Instead, he was deeply sceptical. “Blimey,” he said, “it never ends, does it?” “You go to Prep School: old buildings with narrow staircases, crummy rooms, no girls and anchovy toast. Then it’s Public School – more of the same with slavery as an added excitement. After that … Oxford – more crummy rooms off wooden staircases and tea in the single-sex JCR. Then you end up here. More old buildings, hardly a bird in sight, freezing crummy rooms and those staircases again.”
I might have pointed out that he himself had attended at least three of the aforementioned institutions – we met at one of them – before going into the City, but, in truth, I thought he had a point.
It is very different now. The old common rooms have modern design and furniture, with staff in white shirts and black trousers or skirts serving, inter alia, champagne, canapes and caffe latte. There seem to me to be more women than men at the junior end; barristers’ rooms are painted in National Trust greens and blues, there are thick-pile carpets throughout and the lavatories boast the very finest liquid soaps. But the staircases are still there and Gutteridge Chambers, sadly, has one of the steepest.
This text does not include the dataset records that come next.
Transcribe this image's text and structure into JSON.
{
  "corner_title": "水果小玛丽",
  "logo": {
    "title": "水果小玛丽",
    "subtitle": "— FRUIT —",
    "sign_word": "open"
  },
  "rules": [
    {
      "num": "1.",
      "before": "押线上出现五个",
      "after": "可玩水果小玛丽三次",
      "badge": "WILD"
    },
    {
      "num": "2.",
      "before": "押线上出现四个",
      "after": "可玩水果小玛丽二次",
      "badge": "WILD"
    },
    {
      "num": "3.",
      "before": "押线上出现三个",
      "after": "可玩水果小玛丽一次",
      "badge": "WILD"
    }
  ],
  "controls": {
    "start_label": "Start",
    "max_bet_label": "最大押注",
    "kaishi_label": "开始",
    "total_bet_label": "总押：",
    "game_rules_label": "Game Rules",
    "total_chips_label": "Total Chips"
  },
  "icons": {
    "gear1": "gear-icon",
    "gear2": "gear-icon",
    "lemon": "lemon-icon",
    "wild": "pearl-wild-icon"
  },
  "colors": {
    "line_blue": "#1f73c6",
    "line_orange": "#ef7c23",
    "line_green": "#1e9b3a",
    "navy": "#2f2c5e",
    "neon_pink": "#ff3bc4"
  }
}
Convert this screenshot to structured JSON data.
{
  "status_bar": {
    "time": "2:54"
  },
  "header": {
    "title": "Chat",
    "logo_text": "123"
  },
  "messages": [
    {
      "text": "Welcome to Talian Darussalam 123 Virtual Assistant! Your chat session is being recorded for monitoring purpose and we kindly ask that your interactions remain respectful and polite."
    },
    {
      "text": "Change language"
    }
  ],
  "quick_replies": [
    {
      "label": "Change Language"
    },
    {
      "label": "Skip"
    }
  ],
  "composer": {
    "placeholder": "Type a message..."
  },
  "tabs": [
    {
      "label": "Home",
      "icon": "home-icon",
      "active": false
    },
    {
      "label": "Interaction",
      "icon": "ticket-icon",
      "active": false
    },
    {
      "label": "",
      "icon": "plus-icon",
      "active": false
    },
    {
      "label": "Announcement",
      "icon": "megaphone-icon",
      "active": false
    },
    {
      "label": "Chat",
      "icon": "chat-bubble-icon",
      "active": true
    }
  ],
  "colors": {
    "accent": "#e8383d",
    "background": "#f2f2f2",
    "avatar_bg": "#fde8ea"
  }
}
As I recorded previously, the Christmas festivities had been marred by my gaffe at a Rutland restaurant where I had spotted Jacob Seely of my chambers lunching with some of his rural cronies. I put my foot in it by misunderstanding his observation about the “woes” of Claude Allerick. I blame it entirely on Seely. It transpires that Claude had been murdered in his flat on Christmas Eve, next-door-but-one to Gutteridge Chambers and, unbeknown to me, at a time when I was there to deliver some late Christmas cards to members. Whilst Claude Allerick was a bit of a stinker, who, as this e-diary will bear witness, was fond of lecturing me about my shortcomings as Head of Chambers after he left us to pursue an undistinguished career on the Circuit Bench, I did not wish him dead and would not have made an unfortunate remark about him choking on his own bile had I understood by the word “woes” that His Honour had been throttled to death by some drug-crazed burglar. No wonder juries find Mr Seely a touch creepy. As I recorded in my last entry on Twelfth Night this year, the police wanted to see me.
Foolishly, I got myself into a most terrible panic. My farewell supper at the Club culminated in sherry trifle and Welsh rarebit causing horrendous nightmares in which I was condemned to death by a kangaroo court presided over by Claude Allerick himself, one of those incongruous absurdities entirely lost on one’s subconscious.
Thus it was that I found myself the morning after at the top of our very steep staircase waiting to usher up two detectives. Sadly, instead of demonstrating an elegant sang-froid showing my lack of concern about the meeting, I managed to trip over and fall from top to bottom of the stairs landing at the feet of Columbo. It was not helped by Andrew, our senior clerk, coming out of his ground floor Hobbit-hole and announcing: “Quick, the guvner’s tried to top himself.” Fortunately, given the agonizing pain, I fainted away.
When I regained consciousness I was in the nearest A&E from whence my injuries have necessitated a lengthy spell in a private room at a London Teaching Hospital and several painful operations. Indeed, this is my first stab at typing: the laptop having been hitherto strictly banned. For the first time the Bar, Gutteridge Chambers and the law were very far away. My present recuperation, at a leafy nursing home in Berkshire, has compounded the effect. No longer do I care about cuts in fees or the avalanche of legislative garbage; about alternative business structures, professional regulators or new Codes of Conduct.
I have realised what I must do. I shall retire. I no longer want this rat-race, this chasing around courts for diminishing financial reward, trying to look after my members and the staff whilst my profession is undermined on all sides. And so I have arranged to see Andrew tomorrow morning. Only fair I tell him first. Matron is giving me a special room, just like Harold Macmillan and the Queen, and by my next entry I shall be FREE …
William Byfield is the pseudonym of a senior member of the Bar. Gutteridge Chambers, and the events that happen there, are entirely fictitious.